### DIRECTIONS FOR THIS TASK:
Every entry below must be reproduced exactly.
-------- INFORMATION
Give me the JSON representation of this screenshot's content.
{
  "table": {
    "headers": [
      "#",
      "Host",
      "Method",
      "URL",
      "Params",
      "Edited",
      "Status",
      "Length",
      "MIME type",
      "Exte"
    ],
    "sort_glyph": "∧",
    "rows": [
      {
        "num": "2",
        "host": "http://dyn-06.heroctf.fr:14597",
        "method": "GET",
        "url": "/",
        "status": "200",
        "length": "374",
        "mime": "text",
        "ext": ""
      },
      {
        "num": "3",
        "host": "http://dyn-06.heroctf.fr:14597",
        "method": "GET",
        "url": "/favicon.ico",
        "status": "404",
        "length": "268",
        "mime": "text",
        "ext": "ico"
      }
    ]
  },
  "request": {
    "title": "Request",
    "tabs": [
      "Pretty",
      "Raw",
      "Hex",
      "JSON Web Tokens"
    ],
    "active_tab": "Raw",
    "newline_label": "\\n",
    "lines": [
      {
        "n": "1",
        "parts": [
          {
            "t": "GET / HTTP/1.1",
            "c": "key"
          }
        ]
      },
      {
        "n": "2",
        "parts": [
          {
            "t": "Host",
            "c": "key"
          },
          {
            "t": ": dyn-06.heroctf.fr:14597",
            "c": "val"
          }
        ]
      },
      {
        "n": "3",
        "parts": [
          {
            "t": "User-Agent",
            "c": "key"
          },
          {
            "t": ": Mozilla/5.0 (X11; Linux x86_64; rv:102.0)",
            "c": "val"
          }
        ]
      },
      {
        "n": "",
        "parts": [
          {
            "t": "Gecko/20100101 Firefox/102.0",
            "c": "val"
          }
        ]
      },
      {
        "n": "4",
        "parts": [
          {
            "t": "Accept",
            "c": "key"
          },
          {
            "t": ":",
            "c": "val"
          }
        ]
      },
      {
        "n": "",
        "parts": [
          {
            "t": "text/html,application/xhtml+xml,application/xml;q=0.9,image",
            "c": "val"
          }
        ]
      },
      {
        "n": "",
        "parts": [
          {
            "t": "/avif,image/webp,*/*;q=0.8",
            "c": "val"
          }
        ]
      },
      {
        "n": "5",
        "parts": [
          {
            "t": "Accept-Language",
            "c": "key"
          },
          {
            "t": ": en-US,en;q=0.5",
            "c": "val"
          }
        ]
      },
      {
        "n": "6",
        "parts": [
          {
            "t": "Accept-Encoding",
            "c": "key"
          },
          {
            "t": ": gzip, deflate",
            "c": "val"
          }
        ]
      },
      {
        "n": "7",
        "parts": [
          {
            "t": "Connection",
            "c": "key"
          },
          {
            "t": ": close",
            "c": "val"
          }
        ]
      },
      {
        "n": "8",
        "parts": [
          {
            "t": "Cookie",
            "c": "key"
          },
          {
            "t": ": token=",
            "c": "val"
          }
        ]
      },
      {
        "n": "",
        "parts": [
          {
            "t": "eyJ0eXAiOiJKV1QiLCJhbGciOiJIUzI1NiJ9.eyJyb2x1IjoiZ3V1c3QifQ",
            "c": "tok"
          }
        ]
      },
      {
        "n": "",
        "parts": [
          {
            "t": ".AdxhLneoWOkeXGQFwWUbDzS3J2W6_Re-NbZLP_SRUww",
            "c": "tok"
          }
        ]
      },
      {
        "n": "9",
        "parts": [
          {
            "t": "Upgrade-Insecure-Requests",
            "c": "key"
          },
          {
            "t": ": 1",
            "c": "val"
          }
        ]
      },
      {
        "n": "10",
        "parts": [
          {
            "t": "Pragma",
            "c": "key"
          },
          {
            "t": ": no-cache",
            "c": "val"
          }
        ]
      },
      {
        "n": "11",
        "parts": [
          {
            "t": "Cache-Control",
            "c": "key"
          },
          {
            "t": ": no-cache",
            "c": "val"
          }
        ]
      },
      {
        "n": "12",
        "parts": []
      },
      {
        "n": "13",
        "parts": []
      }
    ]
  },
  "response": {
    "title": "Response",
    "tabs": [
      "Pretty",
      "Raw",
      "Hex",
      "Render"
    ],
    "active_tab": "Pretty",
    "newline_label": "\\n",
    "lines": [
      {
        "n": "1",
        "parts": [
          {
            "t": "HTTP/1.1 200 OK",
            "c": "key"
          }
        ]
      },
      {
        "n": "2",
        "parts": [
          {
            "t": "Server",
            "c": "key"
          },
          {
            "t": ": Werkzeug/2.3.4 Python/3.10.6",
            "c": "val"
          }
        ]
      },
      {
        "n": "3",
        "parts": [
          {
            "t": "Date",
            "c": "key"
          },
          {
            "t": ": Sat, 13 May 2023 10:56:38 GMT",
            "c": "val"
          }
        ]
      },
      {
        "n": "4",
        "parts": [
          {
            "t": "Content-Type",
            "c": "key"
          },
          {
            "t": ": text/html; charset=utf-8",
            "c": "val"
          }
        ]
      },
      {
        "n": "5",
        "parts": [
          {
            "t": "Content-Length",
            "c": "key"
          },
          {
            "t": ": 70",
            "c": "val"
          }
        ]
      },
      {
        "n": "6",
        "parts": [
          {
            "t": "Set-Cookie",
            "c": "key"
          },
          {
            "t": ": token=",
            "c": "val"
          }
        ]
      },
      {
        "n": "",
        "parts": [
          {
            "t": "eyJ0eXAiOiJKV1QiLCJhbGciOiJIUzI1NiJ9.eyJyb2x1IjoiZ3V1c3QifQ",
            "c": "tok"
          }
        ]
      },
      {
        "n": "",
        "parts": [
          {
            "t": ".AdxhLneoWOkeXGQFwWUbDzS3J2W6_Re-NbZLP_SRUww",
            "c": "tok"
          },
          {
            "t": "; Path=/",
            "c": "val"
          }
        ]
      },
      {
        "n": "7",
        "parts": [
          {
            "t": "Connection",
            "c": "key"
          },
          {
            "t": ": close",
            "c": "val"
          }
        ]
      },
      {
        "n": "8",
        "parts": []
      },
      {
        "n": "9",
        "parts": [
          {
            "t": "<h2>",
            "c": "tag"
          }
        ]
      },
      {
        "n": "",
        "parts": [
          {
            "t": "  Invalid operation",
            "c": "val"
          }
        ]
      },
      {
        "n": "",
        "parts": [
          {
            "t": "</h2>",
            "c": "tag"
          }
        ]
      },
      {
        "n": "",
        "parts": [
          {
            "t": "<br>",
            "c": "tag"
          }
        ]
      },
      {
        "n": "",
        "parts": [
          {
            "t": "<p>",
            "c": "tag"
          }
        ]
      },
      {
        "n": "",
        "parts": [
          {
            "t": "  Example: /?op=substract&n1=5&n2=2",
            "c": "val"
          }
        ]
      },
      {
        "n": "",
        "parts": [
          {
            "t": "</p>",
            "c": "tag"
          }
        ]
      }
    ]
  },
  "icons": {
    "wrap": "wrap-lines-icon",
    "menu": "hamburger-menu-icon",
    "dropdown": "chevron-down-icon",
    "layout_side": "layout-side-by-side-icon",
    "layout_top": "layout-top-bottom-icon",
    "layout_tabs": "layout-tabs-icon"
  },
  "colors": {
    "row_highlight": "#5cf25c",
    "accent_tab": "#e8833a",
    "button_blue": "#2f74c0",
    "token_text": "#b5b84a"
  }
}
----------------
### OUTPUT FOR THIS TASK:
Give me the JSON representation of this screenshot's content.
{
  "table": {
    "headers": [
      "#",
      "Host",
      "Method",
      "URL",
      "Params",
      "Edited",
      "Status",
      "Length",
      "MIME type",
      "Exte"
    ],
    "sort_glyph": "∧",
    "rows": [
      {
        "num": "2",
        "host": "http://dyn-06.heroctf.fr:14597",
        "method": "GET",
        "url": "/",
        "status": "200",
        "length": "374",
        "mime": "text",
        "ext": ""
      },
      {
        "num": "3",
        "host": "http://dyn-06.heroctf.fr:14597",
        "method": "GET",
        "url": "/favicon.ico",
        "status": "404",
        "length": "268",
        "mime": "text",
        "ext": "ico"
      }
    ]
  },
  "request": {
    "title": "Request",
    "tabs": [
      "Pretty",
      "Raw",
      "Hex",
      "JSON Web Tokens"
    ],
    "active_tab": "Raw",
    "newline_label": "\\n",
    "lines": [
      {
        "n": "1",
        "parts": [
          {
            "t": "GET / HTTP/1.1",
            "c": "key"
          }
        ]
      },
      {
        "n": "2",
        "parts": [
          {
            "t": "Host",
            "c": "key"
          },
          {
            "t": ": dyn-06.heroctf.fr:14597",
            "c": "val"
          }
        ]
      },
      {
        "n": "3",
        "parts": [
          {
            "t": "User-Agent",
            "c": "key"
          },
          {
            "t": ": Mozilla/5.0 (X11; Linux x86_64; rv:102.0)",
            "c": "val"
          }
        ]
      },
      {
        "n": "",
        "parts": [
          {
            "t": "Gecko/20100101 Firefox/102.0",
            "c": "val"
          }
        ]
      },
      {
        "n": "4",
        "parts": [
          {
            "t": "Accept",
            "c": "key"
          },
          {
            "t": ":",
            "c": "val"
          }
        ]
      },
      {
        "n": "",
        "parts": [
          {
            "t": "text/html,application/xhtml+xml,application/xml;q=0.9,image",
            "c": "val"
          }
        ]
      },
      {
        "n": "",
        "parts": [
          {
            "t": "/avif,image/webp,*/*;q=0.8",
            "c": "val"
          }
        ]
      },
      {
        "n": "5",
        "parts": [
          {
            "t": "Accept-Language",
            "c": "key"
          },
          {
            "t": ": en-US,en;q=0.5",
            "c": "val"
          }
        ]
      },
      {
        "n": "6",
        "parts": [
          {
            "t": "Accept-Encoding",
            "c": "key"
          },
          {
            "t": ": gzip, deflate",
            "c": "val"
          }
        ]
      },
      {
        "n": "7",
        "parts": [
          {
            "t": "Connection",
            "c": "key"
          },
          {
            "t": ": close",
            "c": "val"
          }
        ]
      },
      {
        "n": "8",
        "parts": [
          {
            "t": "Cookie",
            "c": "key"
          },
          {
            "t": ": token=",
            "c": "val"
          }
        ]
      },
      {
        "n": "",
        "parts": [
          {
            "t": "eyJ0eXAiOiJKV1QiLCJhbGciOiJIUzI1NiJ9.eyJyb2x1IjoiZ3V1c3QifQ",
            "c": "tok"
          }
        ]
      },
      {
        "n": "",
        "parts": [
          {
            "t": ".AdxhLneoWOkeXGQFwWUbDzS3J2W6_Re-NbZLP_SRUww",
            "c": "tok"
          }
        ]
      },
      {
        "n": "9",
        "parts": [
          {
            "t": "Upgrade-Insecure-Requests",
            "c": "key"
          },
          {
            "t": ": 1",
            "c": "val"
          }
        ]
      },
      {
        "n": "10",
        "parts": [
          {
            "t": "Pragma",
            "c": "key"
          },
          {
            "t": ": no-cache",
            "c": "val"
          }
        ]
      },
      {
        "n": "11",
        "parts": [
          {
            "t": "Cache-Control",
            "c": "key"
          },
          {
            "t": ": no-cache",
            "c": "val"
          }
        ]
      },
      {
        "n": "12",
        "parts": []
      },
      {
        "n": "13",
        "parts": []
      }
    ]
  },
  "response": {
    "title": "Response",
    "tabs": [
      "Pretty",
      "Raw",
      "Hex",
      "Render"
    ],
    "active_tab": "Pretty",
    "newline_label": "\\n",
    "lines": [
      {
        "n": "1",
        "parts": [
          {
            "t": "HTTP/1.1 200 OK",
            "c": "key"
          }
        ]
      },
      {
        "n": "2",
        "parts": [
          {
            "t": "Server",
            "c": "key"
          },
          {
            "t": ": Werkzeug/2.3.4 Python/3.10.6",
            "c": "val"
          }
        ]
      },
      {
        "n": "3",
        "parts": [
          {
            "t": "Date",
            "c": "key"
          },
          {
            "t": ": Sat, 13 May 2023 10:56:38 GMT",
            "c": "val"
          }
        ]
      },
      {
        "n": "4",
        "parts": [
          {
            "t": "Content-Type",
            "c": "key"
          },
          {
            "t": ": text/html; charset=utf-8",
            "c": "val"
          }
        ]
      },
      {
        "n": "5",
        "parts": [
          {
            "t": "Content-Length",
            "c": "key"
          },
          {
            "t": ": 70",
            "c": "val"
          }
        ]
      },
      {
        "n": "6",
        "parts": [
          {
            "t": "Set-Cookie",
            "c": "key"
          },
          {
            "t": ": token=",
            "c": "val"
          }
        ]
      },
      {
        "n": "",
        "parts": [
          {
            "t": "eyJ0eXAiOiJKV1QiLCJhbGciOiJIUzI1NiJ9.eyJyb2x1IjoiZ3V1c3QifQ",
            "c": "tok"
          }
        ]
      },
      {
        "n": "",
        "parts": [
          {
            "t": ".AdxhLneoWOkeXGQFwWUbDzS3J2W6_Re-NbZLP_SRUww",
            "c": "tok"
          },
          {
            "t": "; Path=/",
            "c": "val"
          }
        ]
      },
      {
        "n": "7",
        "parts": [
          {
            "t": "Connection",
            "c": "key"
          },
          {
            "t": ": close",
            "c": "val"
          }
        ]
      },
      {
        "n": "8",
        "parts": []
      },
      {
        "n": "9",
        "parts": [
          {
            "t": "<h2>",
            "c": "tag"
          }
        ]
      },
      {
        "n": "",
        "parts": [
          {
            "t": "  Invalid operation",
            "c": "val"
          }
        ]
      },
      {
        "n": "",
        "parts": [
          {
            "t": "</h2>",
            "c": "tag"
          }
        ]
      },
      {
        "n": "",
        "parts": [
          {
            "t": "<br>",
            "c": "tag"
          }
        ]
      },
      {
        "n": "",
        "parts": [
          {
            "t": "<p>",
            "c": "tag"
          }
        ]
      },
      {
        "n": "",
        "parts": [
          {
            "t": "  Example: /?op=substract&n1=5&n2=2",
            "c": "val"
          }
        ]
      },
      {
        "n": "",
        "parts": [
          {
            "t": "</p>",
            "c": "tag"
          }
        ]
      }
    ]
  },
  "icons": {
    "wrap": "wrap-lines-icon",
    "menu": "hamburger-menu-icon",
    "dropdown": "chevron-down-icon",
    "layout_side": "layout-side-by-side-icon",
    "layout_top": "layout-top-bottom-icon",
    "layout_tabs": "layout-tabs-icon"
  },
  "colors": {
    "row_highlight": "#5cf25c",
    "accent_tab": "#e8833a",
    "button_blue": "#2f74c0",
    "token_text": "#b5b84a"
  }
}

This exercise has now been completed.